*Work request*.
Copy out every line of the records in which "Recently" can be found.

*Entries provided*.

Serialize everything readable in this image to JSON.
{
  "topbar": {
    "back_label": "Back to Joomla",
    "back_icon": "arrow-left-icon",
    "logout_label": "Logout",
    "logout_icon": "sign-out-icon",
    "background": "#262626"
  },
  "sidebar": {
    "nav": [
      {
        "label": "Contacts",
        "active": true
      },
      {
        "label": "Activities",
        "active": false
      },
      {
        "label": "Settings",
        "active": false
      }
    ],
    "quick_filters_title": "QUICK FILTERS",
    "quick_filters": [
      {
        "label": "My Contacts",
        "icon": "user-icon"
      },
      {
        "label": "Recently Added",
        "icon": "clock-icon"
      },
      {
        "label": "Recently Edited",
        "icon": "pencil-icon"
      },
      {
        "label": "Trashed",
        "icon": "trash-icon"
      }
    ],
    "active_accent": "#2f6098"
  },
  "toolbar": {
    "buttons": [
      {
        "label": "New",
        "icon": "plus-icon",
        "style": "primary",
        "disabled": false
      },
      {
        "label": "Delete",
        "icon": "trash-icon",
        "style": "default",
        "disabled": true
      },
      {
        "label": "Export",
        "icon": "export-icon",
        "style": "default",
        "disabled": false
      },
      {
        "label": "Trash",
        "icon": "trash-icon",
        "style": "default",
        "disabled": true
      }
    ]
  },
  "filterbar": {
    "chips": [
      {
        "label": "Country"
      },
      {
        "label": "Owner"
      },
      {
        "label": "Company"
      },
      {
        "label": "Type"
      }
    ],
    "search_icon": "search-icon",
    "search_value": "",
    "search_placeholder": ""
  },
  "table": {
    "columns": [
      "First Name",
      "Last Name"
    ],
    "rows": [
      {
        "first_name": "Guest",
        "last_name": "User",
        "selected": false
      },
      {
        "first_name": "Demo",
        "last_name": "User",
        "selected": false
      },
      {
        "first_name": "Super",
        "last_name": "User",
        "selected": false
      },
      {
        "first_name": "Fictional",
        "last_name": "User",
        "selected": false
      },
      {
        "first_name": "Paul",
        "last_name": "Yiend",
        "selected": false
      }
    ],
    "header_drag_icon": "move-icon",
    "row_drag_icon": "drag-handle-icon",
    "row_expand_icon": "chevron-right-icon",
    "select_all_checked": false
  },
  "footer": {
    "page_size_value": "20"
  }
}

*Reply*.
        "label": "Recently Added",
        "label": "Recently Edited",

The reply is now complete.